I need remote access to work related computers. My primary focus is protecting business systems and data should I lose control of my personal computers.
I want to ensure anybody gaining access to my personal computers does not have access to work computers.
The conversation starts with a reasonable presumption that the business computers are protected against intrusion.
To access business computers we use SSH key pairs. We do not use SSH passwords. I use a pass phrase to protect my private keys. On some systems we use fail2ban to reduce brute force dictionary attacks, but recently shifted to allowing access only within the company subnets. Other direct access is through plain old passwords.
One option to isolate business and personal usage is using a computer dedicated to business access. This is not budget feasible by me or the business owner. Impractical too because I do not want to carry two laptops with me.

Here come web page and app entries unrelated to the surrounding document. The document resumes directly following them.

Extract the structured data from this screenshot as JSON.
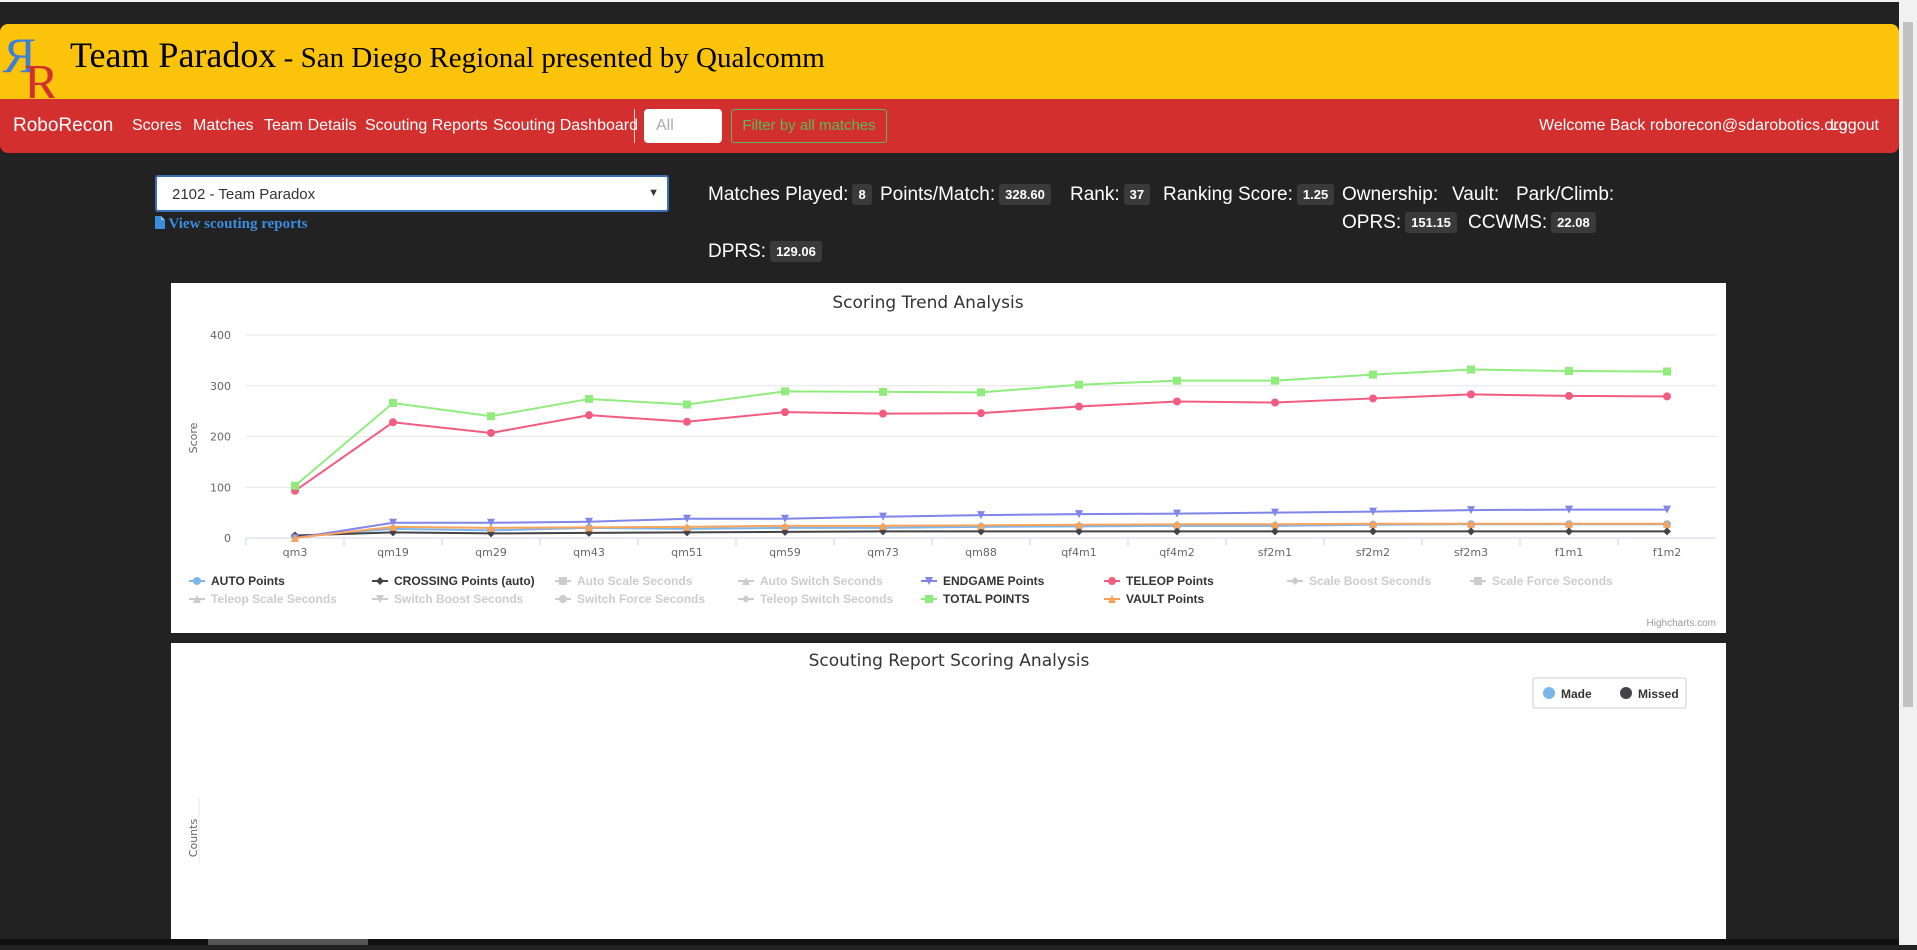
{
  "banner": {
    "team_name": "Team Paradox",
    "event_name": " - San Diego Regional presented by Qualcomm"
  },
  "nav": {
    "brand": "RoboRecon",
    "items": [
      "Scores",
      "Matches",
      "Team Details",
      "Scouting Reports",
      "Scouting Dashboard"
    ],
    "search_placeholder": "All",
    "filter_button": "Filter by all matches",
    "welcome": "Welcome Back roborecon@sdarobotics.org",
    "logout": "Logout"
  },
  "team_select": {
    "selected": "2102 - Team Paradox",
    "view_reports": "View scouting reports"
  },
  "stats": {
    "matches_played_label": "Matches Played:",
    "matches_played": "8",
    "points_per_match_label": "Points/Match:",
    "points_per_match": "328.60",
    "rank_label": "Rank:",
    "rank": "37",
    "ranking_score_label": "Ranking Score:",
    "ranking_score": "1.25",
    "ownership_label": "Ownership:",
    "vault_label": "Vault:",
    "park_climb_label": "Park/Climb:",
    "oprs_label": "OPRS:",
    "oprs": "151.15",
    "ccwms_label": "CCWMS:",
    "ccwms": "22.08",
    "dprs_label": "DPRS:",
    "dprs": "129.06"
  },
  "colors": {
    "banner": "#fcc30b",
    "navbar": "#d32f2f",
    "background": "#222222",
    "auto": "#7cb5ec",
    "crossing": "#434348",
    "endgame": "#8085e9",
    "teleop": "#f15c80",
    "total": "#90ed7d",
    "vault": "#f7a35c",
    "hidden": "#cccccc"
  },
  "chart_data": [
    {
      "type": "line",
      "title": "Scoring Trend Analysis",
      "ylabel": "Score",
      "ylim": [
        0,
        400
      ],
      "yticks": [
        0,
        100,
        200,
        300,
        400
      ],
      "grid": true,
      "legend_position": "bottom",
      "categories": [
        "qm3",
        "qm19",
        "qm29",
        "qm43",
        "qm51",
        "qm59",
        "qm73",
        "qm88",
        "qf4m1",
        "qf4m2",
        "sf2m1",
        "sf2m2",
        "sf2m3",
        "f1m1",
        "f1m2"
      ],
      "series": [
        {
          "name": "AUTO Points",
          "color": "#7cb5ec",
          "marker": "circle",
          "visible": true,
          "values": [
            3,
            18,
            15,
            20,
            18,
            20,
            20,
            22,
            23,
            24,
            24,
            26,
            27,
            27,
            27
          ]
        },
        {
          "name": "CROSSING Points (auto)",
          "color": "#434348",
          "marker": "diamond",
          "visible": true,
          "values": [
            5,
            11,
            9,
            10,
            11,
            12,
            13,
            13,
            13,
            13,
            13,
            13,
            13,
            13,
            13
          ]
        },
        {
          "name": "Auto Scale Seconds",
          "color": "#cccccc",
          "marker": "square",
          "visible": false,
          "values": []
        },
        {
          "name": "Auto Switch Seconds",
          "color": "#cccccc",
          "marker": "triangle",
          "visible": false,
          "values": []
        },
        {
          "name": "ENDGAME Points",
          "color": "#8085e9",
          "marker": "triangle-down",
          "visible": true,
          "values": [
            0,
            30,
            30,
            32,
            38,
            38,
            42,
            45,
            47,
            48,
            50,
            52,
            55,
            56,
            56
          ]
        },
        {
          "name": "TELEOP Points",
          "color": "#f15c80",
          "marker": "circle",
          "visible": true,
          "values": [
            93,
            228,
            207,
            242,
            229,
            248,
            245,
            246,
            259,
            269,
            267,
            275,
            283,
            280,
            279
          ]
        },
        {
          "name": "Scale Boost Seconds",
          "color": "#cccccc",
          "marker": "diamond",
          "visible": false,
          "values": []
        },
        {
          "name": "Scale Force Seconds",
          "color": "#cccccc",
          "marker": "square",
          "visible": false,
          "values": []
        },
        {
          "name": "Teleop Scale Seconds",
          "color": "#cccccc",
          "marker": "triangle",
          "visible": false,
          "values": []
        },
        {
          "name": "Switch Boost Seconds",
          "color": "#cccccc",
          "marker": "triangle-down",
          "visible": false,
          "values": []
        },
        {
          "name": "Switch Force Seconds",
          "color": "#cccccc",
          "marker": "circle",
          "visible": false,
          "values": []
        },
        {
          "name": "Teleop Switch Seconds",
          "color": "#cccccc",
          "marker": "diamond",
          "visible": false,
          "values": []
        },
        {
          "name": "TOTAL POINTS",
          "color": "#90ed7d",
          "marker": "square",
          "visible": true,
          "values": [
            103,
            266,
            240,
            274,
            263,
            289,
            288,
            287,
            302,
            310,
            310,
            322,
            332,
            329,
            328
          ]
        },
        {
          "name": "VAULT Points",
          "color": "#f7a35c",
          "marker": "triangle",
          "visible": true,
          "values": [
            0,
            22,
            20,
            21,
            22,
            24,
            24,
            25,
            26,
            27,
            27,
            28,
            28,
            28,
            28
          ]
        }
      ],
      "credits": "Highcharts.com"
    },
    {
      "type": "bar",
      "title": "Scouting Report Scoring Analysis",
      "ylabel": "Counts",
      "legend_position": "top-right",
      "series": [
        {
          "name": "Made",
          "color": "#7cb5ec",
          "values": []
        },
        {
          "name": "Missed",
          "color": "#434348",
          "values": []
        }
      ]
    }
  ]
}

From home I access the business computers with a stationary office desktop and a laptop. The mobile laptop extends the range outside the home. I store my private SSH keys on these two systems.
Currently I am the only user of both personal systems. In that sense I have some nominal isolation.

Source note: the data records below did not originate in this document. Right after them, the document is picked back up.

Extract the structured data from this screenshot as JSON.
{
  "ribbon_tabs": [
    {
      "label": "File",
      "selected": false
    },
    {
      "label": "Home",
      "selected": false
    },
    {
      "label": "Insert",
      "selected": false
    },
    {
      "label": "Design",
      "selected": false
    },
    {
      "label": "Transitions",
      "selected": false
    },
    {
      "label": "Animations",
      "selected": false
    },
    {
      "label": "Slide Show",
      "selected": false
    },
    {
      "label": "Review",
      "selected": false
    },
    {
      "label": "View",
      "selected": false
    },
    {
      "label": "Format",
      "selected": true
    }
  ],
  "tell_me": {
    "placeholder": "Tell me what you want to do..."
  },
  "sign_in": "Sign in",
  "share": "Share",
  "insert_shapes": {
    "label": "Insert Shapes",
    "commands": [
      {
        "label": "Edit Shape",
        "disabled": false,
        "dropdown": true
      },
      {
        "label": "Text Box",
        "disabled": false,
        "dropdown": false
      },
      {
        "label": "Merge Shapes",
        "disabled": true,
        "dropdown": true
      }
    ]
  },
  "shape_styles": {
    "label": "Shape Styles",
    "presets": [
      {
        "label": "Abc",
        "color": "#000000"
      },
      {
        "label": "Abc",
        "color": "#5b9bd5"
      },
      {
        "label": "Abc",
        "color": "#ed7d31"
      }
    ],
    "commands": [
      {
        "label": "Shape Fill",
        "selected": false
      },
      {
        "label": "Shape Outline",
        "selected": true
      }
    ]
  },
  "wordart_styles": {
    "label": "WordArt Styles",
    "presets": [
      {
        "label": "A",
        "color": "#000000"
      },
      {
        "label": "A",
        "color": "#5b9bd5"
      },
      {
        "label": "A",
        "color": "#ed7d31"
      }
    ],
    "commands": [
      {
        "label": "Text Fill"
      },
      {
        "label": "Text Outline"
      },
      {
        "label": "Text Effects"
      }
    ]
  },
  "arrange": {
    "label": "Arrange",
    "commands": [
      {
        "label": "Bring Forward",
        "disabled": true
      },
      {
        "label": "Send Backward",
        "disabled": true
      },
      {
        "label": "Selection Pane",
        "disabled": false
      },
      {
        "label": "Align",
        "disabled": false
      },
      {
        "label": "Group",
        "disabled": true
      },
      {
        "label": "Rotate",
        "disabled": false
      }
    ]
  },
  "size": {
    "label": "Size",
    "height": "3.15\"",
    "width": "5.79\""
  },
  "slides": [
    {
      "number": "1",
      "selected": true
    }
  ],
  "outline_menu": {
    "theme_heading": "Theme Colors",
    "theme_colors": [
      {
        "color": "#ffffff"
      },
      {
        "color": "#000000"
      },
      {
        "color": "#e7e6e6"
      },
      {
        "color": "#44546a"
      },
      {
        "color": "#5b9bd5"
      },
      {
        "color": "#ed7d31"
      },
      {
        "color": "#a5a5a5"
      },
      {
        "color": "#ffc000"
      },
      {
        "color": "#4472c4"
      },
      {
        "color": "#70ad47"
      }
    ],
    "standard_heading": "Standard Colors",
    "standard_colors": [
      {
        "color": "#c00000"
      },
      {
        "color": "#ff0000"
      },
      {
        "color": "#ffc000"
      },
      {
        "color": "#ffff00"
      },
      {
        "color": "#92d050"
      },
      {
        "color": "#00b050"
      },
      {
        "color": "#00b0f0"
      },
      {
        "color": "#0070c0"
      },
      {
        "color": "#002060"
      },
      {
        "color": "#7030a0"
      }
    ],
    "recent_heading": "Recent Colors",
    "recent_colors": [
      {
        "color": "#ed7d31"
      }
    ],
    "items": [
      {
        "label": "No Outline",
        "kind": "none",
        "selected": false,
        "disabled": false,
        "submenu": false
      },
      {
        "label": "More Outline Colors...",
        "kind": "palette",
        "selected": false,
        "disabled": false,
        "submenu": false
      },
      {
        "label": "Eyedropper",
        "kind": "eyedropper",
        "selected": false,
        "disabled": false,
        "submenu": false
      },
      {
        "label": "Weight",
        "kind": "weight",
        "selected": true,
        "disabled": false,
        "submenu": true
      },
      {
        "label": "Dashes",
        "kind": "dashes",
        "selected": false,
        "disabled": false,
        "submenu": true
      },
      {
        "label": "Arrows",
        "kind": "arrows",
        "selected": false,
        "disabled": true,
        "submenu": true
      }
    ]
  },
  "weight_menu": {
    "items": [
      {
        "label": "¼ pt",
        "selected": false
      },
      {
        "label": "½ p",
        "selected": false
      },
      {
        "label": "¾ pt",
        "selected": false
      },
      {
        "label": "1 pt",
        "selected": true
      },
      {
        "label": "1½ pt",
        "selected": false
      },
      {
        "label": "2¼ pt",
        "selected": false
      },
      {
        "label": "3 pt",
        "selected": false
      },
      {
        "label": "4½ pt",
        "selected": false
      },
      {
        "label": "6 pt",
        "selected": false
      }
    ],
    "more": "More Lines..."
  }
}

Being mobile the laptop poses a more serious risk for potential security breaches.
I use Linux systems. I live in a small town rural area where 99% of the people who use computers are unfamiliar with Linux. They will have no clue how to use my computers. Anybody booting my laptop will be greeted with GRUB, which is the first layer of confusion for anybody finding my laptop. They will not know what to do with the boot options.

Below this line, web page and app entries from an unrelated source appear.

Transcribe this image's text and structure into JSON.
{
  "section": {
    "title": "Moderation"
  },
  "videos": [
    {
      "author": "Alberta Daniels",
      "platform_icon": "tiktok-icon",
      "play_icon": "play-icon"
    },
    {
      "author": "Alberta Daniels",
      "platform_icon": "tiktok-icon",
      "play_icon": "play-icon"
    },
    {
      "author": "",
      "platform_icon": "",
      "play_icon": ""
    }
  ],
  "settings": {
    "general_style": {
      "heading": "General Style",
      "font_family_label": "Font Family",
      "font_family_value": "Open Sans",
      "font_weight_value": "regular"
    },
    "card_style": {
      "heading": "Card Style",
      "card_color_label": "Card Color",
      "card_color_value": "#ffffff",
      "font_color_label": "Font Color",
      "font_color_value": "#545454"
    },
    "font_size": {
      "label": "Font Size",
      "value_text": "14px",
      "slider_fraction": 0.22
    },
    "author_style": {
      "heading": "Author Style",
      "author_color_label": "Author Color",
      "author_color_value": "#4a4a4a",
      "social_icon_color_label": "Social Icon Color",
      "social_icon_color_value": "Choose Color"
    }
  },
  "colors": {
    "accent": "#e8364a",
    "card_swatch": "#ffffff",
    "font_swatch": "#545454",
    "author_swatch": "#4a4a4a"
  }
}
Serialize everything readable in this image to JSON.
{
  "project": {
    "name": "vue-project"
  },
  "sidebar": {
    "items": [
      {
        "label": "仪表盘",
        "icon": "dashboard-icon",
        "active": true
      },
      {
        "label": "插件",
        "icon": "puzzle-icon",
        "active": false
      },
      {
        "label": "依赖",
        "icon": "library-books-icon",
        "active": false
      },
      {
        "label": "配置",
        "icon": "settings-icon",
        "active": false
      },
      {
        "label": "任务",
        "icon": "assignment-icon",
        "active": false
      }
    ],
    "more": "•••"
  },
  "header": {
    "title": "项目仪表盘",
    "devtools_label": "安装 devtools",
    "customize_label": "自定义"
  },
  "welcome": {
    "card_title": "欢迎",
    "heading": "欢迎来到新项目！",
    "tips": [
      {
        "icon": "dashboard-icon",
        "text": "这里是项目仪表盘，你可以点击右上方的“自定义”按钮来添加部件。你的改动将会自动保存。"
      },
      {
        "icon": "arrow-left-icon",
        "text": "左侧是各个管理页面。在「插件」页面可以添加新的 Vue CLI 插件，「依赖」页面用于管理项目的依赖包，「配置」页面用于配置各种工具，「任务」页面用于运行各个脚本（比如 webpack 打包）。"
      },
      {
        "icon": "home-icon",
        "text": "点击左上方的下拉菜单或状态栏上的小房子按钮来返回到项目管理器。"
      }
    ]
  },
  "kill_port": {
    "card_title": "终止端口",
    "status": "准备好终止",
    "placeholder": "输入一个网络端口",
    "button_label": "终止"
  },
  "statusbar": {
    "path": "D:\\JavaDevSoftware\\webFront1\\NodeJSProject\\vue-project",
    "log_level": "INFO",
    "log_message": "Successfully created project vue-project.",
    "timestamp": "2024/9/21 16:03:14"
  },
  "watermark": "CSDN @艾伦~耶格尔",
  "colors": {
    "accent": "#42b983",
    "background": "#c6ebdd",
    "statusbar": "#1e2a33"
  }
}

After letting GRUB boot they will be greeted by a console login rather than a graphical login manager. More confusion.
I do not use my given name with any login account. Even if such a person knows I am the owner of the computer, they will be unable to guess my login account name. At that point somebody trying to access or return the laptop to me is stumped. I added a snippet to the console login prompt with an email and phone contact. Living in a small town rural area means many of the people will try to return the laptop to me.
So far so good. People accessing my computers are unlikely to log in, let alone access business computers.
Those who are not interested in returning the laptop to me are a different game. The rules change should a person want to sell the computer to an unsuspecting pawn shop owner. Or if the person knows how to use live ISOs or wipes the drive and installs Windows. With such an event a security breach must be presumed.
In between those two end points is basic security. How much convenience do I surrender to improve security?
I could encrypt the laptop hard drive. I have no experience with that. I do not want the inconvenience when using the laptop at home. I do not store personal information on the laptop.
If a person gained temporary access to my computers, then some simple security through obscurity seems sane. That is, if a curious person started poking around the desktop, not finding related business related information or links keeps that user ignorant. What they do not see they do not discover.
A separate web browser profile for business related sessions might help. A separate profile provides a nominal layer of isolation and obscurity. Not using a desktop icon or menu item for the second profile provides nominal security through obscurity.
A decent start, but a separate web browser profile does not hide my shell history. I use SSH a lot to access business computers. While a malicious user still would not know passwords they at least would discover the servers I access.
A separate user account is another idea. This option moves into the realm of being inconvenient. This option only stops honest people. A tech savvy user would gain access to the account.
Dual booting is another option but more cumbersome and inconvenient than a second user account.
A virtual machine (VM) provides isolation and is less inconvenient than the previous options. A VM could be stopped in a saved state mode, which then provides quick startup access when needed. A standard login password prevents using the VM. The virtual disk could be encrypted.
In a potential security breach some obvious response actions are to purge all related public SSH keys as well as change system passwords. Possibly rebuild systems. All inconvenient but doable. I would rather avoid all of that. An encrypted VM would suffice.
Encryption probably is the only robust protection against a tech savvy user.
For work compatibility I will install CentOS 7 in the VM.